# Maximum element of a Set of all symmetric, but antireflexive Relations

So yeah, I have a problem, which goes like this :

Let A = {1,2,3,4}

K is a set of all symmetric, non reflexive relations :

$K \subseteq \ P(A \times A)$.

Meaning that for all $R \subseteq \ (A \times A), R\in \ K, (x,y)\in \ R \Longrightarrow (y,x) \in \ R$ and $I_{A} \notin \ R$

$\subseteq \$ is a partially ordered set on K

Now the last question is the one that confuses me and goes like this :

3)Prove that K does NOT have a Greatest Element( or Maximum Element).

Now I'm not sure why they're asking me to prove that there is no Maximum Element, since a relation that is Union of all relations in K should be the greatest relation which is a superset of all relations in K.

Example :

$(R_{1},R_{2}) \in \ K$ symmetric and anti-reflexive.

$K = \{R_{1},R_{2},R_{1} \cup R_{2}\}$

$K_{\subseteq \ } = \{ (R_{1},R_{1}),(R_{1},\{R_{1} \cup R_{2}\}),(R_{2},\{R_{1} \cup R_{2}\}),(\{R_{1} \cup R_{2}\},\{R_{1} \cup R_{2}\})\}$

Note : Skipped empty set on purpose.

Clearly $R_{1} \cup R_{2}\$ is the Greatest Element in K, since every element in K is a subset of $R_{1} \cup R_{2}\$, and there's nothing else that $R_{1} \cup R_{2}\$ can be a subset of, other than itself, which makes it the greatest element...

Am I missing something ?

Any help is appreciated!

Thanks.

• I think you mean $K\subseteq P(A\times A)$. – GPerez Dec 6 '14 at 15:35
• You're right, fixed, thanks. – PainKiller Dec 6 '14 at 15:37
• Also the fifth line line, $R \subseteq A\times A$. To partially answer your doubts, note that the union of relations with a certain property is a new relation that may not have the same property. – GPerez Dec 6 '14 at 15:39
• Yeah fixed it right away, also the union of symmetric relations keeps all the properties. – PainKiller Dec 6 '14 at 15:40

Ok, guys, never-mind I found the solution, my mistake was that I for some weird reason, assumed that if K is anti reflexive that means {(1,1)},{(2,2)},{(3,3)},{(4,4)} are not elements of K, which is not true.

So the solution is simple, I will always get 4 maximal relations, but none of them will be great, since none of them will be susbsets of one another, in this case :

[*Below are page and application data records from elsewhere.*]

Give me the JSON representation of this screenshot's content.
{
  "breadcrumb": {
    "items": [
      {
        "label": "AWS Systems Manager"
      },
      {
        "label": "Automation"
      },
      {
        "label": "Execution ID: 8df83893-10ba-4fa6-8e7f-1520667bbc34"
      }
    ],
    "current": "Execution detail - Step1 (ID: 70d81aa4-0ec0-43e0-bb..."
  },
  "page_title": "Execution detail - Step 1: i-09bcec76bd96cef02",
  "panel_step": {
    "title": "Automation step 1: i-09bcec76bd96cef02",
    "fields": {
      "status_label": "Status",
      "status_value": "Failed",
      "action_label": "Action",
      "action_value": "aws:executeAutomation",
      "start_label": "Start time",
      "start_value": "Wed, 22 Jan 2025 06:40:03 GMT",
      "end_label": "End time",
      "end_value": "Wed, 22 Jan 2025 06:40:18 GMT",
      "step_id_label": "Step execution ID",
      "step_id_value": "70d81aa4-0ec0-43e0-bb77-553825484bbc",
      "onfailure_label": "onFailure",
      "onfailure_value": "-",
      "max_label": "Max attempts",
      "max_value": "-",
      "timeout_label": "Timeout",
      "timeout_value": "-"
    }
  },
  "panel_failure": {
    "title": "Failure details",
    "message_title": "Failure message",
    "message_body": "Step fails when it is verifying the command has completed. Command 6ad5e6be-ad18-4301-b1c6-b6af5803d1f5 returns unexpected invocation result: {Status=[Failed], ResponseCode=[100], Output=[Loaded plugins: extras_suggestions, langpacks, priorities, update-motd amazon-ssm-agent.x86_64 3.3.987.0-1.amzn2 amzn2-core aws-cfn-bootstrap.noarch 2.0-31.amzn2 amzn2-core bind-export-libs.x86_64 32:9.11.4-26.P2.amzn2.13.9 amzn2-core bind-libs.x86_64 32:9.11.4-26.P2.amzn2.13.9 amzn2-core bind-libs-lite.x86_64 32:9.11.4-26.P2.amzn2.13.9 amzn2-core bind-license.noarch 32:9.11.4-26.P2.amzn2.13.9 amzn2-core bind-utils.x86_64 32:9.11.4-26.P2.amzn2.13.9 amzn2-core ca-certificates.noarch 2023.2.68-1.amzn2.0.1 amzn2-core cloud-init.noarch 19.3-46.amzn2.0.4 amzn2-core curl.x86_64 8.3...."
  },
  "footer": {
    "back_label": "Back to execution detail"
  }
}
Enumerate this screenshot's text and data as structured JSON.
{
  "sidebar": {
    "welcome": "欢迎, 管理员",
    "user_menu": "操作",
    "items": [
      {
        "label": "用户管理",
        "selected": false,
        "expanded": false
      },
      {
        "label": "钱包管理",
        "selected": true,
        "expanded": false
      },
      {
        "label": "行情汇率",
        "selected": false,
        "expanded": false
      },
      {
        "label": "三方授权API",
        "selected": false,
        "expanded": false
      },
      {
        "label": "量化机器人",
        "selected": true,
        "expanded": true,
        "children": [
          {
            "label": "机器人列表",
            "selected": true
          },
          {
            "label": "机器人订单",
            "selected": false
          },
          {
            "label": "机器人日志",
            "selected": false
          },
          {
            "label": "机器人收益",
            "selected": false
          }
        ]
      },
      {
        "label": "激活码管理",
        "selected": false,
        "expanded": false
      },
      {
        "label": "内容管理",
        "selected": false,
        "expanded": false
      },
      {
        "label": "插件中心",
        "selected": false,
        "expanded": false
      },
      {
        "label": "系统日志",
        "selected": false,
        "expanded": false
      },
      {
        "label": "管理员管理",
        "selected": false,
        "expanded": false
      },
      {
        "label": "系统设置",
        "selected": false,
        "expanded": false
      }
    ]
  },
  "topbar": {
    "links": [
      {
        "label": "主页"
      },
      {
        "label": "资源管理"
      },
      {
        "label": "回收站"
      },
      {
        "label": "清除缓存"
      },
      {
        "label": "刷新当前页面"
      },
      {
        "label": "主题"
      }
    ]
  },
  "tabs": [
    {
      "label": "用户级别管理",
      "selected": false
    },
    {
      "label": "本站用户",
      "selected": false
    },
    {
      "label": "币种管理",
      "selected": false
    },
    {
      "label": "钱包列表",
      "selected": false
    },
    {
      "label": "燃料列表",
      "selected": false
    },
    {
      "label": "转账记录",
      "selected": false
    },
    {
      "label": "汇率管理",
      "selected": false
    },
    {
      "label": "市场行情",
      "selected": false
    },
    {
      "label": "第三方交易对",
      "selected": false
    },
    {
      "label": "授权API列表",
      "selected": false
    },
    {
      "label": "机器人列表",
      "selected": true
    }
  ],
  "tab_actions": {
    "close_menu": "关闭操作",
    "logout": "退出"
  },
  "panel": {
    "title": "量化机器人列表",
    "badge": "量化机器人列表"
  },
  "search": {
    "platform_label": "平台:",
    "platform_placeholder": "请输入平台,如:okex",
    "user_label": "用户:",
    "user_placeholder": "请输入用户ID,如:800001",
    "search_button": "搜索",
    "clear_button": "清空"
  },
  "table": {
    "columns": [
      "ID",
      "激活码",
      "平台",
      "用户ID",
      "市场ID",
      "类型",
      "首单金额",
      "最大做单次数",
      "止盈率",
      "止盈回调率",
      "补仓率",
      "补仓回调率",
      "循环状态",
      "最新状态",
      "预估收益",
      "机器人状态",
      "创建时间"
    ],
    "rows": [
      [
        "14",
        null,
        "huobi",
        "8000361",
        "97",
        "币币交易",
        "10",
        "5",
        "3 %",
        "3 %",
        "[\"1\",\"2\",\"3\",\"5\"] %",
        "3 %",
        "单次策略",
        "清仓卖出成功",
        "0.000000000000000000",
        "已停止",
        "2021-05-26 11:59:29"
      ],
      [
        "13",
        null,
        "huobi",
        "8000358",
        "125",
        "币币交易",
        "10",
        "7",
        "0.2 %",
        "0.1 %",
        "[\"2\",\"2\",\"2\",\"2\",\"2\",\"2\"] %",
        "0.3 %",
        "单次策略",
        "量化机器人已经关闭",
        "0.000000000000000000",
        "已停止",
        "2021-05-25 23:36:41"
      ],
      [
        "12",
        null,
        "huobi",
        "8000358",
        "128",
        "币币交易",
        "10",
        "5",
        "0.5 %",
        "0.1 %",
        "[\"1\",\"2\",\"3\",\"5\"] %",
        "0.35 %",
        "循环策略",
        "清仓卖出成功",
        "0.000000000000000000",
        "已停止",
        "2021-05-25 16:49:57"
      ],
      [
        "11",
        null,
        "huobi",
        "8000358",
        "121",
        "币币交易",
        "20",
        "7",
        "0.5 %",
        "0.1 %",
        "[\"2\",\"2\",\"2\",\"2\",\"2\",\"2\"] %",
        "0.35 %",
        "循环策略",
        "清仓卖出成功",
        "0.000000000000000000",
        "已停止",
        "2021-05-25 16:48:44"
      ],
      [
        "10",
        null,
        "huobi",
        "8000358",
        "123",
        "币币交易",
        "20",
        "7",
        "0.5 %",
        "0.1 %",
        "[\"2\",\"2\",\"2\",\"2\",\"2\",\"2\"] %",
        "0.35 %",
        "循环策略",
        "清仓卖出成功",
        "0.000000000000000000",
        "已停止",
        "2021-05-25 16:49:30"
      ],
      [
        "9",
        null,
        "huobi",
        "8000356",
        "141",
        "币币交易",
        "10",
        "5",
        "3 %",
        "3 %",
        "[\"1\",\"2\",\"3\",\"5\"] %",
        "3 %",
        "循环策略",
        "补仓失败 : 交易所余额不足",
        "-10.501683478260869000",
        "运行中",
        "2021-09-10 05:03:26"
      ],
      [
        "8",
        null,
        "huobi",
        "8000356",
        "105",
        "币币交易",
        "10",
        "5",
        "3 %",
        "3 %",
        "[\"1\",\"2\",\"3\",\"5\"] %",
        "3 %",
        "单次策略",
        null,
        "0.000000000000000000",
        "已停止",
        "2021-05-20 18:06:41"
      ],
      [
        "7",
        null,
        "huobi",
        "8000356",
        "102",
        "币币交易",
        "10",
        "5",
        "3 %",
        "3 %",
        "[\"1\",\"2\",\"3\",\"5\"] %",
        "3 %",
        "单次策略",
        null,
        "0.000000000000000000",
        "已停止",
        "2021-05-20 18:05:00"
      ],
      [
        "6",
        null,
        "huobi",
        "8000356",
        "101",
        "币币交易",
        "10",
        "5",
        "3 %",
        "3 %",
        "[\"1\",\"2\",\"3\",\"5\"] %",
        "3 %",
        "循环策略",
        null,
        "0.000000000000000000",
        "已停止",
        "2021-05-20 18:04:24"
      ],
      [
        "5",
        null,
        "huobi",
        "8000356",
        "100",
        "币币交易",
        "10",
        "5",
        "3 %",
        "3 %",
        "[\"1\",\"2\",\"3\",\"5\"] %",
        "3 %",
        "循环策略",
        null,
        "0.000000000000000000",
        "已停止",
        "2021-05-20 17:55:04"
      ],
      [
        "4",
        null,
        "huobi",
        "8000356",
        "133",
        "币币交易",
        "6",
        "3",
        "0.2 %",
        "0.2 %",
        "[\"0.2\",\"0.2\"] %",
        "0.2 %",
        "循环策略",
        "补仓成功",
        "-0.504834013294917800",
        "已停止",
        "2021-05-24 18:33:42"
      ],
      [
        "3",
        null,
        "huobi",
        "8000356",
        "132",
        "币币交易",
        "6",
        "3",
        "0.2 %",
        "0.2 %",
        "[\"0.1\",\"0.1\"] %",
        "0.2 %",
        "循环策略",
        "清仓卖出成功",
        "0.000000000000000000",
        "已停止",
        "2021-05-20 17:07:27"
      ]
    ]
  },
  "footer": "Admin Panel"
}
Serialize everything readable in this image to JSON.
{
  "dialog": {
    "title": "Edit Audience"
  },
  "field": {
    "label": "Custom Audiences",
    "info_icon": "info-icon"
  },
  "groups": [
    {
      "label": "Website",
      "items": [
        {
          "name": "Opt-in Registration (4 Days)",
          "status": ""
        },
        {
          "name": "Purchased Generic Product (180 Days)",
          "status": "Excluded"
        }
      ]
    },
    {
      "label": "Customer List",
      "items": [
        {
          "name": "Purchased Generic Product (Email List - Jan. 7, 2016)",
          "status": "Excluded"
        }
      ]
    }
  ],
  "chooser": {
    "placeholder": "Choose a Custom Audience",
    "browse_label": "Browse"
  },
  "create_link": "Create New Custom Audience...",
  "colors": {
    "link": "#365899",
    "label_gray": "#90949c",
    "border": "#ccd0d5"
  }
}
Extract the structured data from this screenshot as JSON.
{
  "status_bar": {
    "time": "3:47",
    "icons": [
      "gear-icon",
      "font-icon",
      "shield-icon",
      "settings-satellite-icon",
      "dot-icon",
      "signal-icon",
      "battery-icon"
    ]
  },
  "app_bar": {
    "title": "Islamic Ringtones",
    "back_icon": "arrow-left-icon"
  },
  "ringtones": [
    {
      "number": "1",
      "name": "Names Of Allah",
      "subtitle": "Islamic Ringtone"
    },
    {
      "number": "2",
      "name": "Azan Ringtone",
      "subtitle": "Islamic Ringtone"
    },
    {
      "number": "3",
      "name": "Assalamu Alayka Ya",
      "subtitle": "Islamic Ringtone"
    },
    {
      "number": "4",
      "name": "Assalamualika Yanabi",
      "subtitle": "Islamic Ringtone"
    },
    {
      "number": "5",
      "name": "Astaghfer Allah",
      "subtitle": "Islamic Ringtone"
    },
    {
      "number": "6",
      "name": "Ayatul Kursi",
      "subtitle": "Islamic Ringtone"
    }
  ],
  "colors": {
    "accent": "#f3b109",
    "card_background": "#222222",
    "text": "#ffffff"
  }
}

$R_{n} = \{P((1,1),(2,2),(3,3))........R_{2},R_{3},R_{4}.... \}$, whereas $(4,4) \notin P((1,1),(2,2),(3,3))\Longrightarrow (4,4) \notin R_{n}$

$R_{n-1} = \{P((1,1),(2,2),(4,4)).........R_{2},R_{3},R_{4}....\}$, whereas $(3,3) \notin P((1,1),(2,2),(4,4))\Longrightarrow (3,3) \notin R_{n-1}$

$R_{n-2} = \{ \{(1,1)\},\{(3,3)\},\{(4,4)\}.........R_{2},R_{3},R_{4}....\}$, whereas $(2,2) \notin P((1,1),(3,3),(4,4))\Longrightarrow (2,2) \notin R_{n-2}$

$R_{n-3} = \{(2,2),(3,3),(4,4).........R_{2},R_{3},R_{4}....\}$, whereas $(1,1) \notin P((2,2),(3,3),(4,4))\Longrightarrow (1,1) \notin R_{n-3}$

Which makes these sets all maximal, but since we have at least 4 maximal sets, we can't have a Greatest Set.

Thansk to GPerez for leading me to an answer.